Hard water is water that has high mineral content (mainly calcium and magnesium ions) (in contrast with soft water). Hard water minerals primarily consist of calcium (Ca2+), and magnesium (Mg2+) metal cations, and sometimes other dissolved compounds such as bicarbonates and sulfates. Calcium usually enters the water as either calcium carbonate (CaCO3), in the form of limestone and chalk, or calcium sulfate (CaSO4), in the form of other mineral deposits. The predominant source of magnesium is dolomite (CaMg(CO3)2). Hard water is generally not harmful to one's health.

The simplest way to determine the hardness of water is the lather/froth test: soap or toothpaste, when agitated, lathers easily in soft water but not in hard water. More exact measurements of hardness can be obtained through a wet titration. The total water 'hardness' (including both Ca2+ and Mg2+ ions) is read as parts per million (ppm) or weight/volume (mg/L) of calcium carbonate (CaCO3) in the water. Although water hardness usually only measures the total concentrations of calcium and magnesium (the two most prevalent, divalent metal ions), iron, aluminium, and manganese may also be present at elevated levels in some geographical locations.
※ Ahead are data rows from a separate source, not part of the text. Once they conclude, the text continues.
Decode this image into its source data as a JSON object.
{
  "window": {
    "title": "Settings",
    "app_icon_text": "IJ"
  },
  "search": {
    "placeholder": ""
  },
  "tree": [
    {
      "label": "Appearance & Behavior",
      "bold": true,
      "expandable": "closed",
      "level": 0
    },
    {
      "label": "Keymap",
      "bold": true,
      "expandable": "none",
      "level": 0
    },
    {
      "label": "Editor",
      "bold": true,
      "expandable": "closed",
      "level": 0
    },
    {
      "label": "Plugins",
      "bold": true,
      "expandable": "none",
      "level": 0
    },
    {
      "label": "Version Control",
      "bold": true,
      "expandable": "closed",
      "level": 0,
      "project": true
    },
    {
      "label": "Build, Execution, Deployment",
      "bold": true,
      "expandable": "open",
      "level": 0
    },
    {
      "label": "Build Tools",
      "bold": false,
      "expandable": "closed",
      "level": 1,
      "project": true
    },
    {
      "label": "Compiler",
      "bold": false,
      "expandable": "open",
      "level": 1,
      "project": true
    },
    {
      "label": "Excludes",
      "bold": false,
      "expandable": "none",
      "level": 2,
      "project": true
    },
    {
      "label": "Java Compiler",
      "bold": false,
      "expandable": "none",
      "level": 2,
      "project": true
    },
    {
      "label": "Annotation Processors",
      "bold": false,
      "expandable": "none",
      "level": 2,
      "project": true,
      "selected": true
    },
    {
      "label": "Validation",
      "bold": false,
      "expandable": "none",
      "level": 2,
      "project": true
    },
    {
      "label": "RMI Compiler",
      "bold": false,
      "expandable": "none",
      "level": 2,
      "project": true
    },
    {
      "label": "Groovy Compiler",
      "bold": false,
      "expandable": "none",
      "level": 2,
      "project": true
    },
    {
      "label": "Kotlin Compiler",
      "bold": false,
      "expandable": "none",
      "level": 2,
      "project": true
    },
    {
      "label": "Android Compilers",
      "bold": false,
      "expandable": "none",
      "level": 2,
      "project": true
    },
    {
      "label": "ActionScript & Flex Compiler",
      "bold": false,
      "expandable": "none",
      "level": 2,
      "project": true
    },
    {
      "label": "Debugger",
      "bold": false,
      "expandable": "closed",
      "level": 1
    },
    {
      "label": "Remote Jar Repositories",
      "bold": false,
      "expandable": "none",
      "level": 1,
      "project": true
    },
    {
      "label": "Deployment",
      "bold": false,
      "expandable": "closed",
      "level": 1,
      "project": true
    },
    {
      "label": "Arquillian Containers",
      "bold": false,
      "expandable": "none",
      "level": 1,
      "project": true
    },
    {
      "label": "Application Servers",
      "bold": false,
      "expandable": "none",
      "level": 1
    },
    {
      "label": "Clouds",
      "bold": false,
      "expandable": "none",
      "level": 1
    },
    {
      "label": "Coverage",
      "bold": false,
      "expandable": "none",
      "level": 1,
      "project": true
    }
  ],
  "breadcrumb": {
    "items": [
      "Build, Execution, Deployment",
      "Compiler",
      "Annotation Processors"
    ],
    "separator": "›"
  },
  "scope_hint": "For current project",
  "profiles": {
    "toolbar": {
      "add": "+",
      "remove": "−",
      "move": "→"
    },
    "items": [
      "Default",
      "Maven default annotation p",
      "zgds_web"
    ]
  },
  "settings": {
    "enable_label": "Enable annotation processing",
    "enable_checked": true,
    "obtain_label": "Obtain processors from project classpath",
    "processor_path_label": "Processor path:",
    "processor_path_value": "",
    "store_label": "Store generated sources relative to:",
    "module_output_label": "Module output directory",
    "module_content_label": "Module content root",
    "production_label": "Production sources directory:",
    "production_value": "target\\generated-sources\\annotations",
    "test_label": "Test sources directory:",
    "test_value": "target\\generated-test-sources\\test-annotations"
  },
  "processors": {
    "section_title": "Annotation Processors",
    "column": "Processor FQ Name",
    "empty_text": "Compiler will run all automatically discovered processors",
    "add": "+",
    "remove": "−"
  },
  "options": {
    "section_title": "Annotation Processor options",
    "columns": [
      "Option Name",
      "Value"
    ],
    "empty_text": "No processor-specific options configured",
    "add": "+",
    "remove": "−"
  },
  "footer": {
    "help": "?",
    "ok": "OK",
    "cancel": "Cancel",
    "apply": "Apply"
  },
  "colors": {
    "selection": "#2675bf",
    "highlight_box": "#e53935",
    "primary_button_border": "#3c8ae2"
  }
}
Iron in this case is important for, if present, it will be in its tervalent form, causing the calcification to be brownish (the color of rust) instead of white (the color of most of the other compounds).

For more, visit the Wikipedia entry for aqueous solution, URL: http://en.wikipedia.org/wiki/Hard_water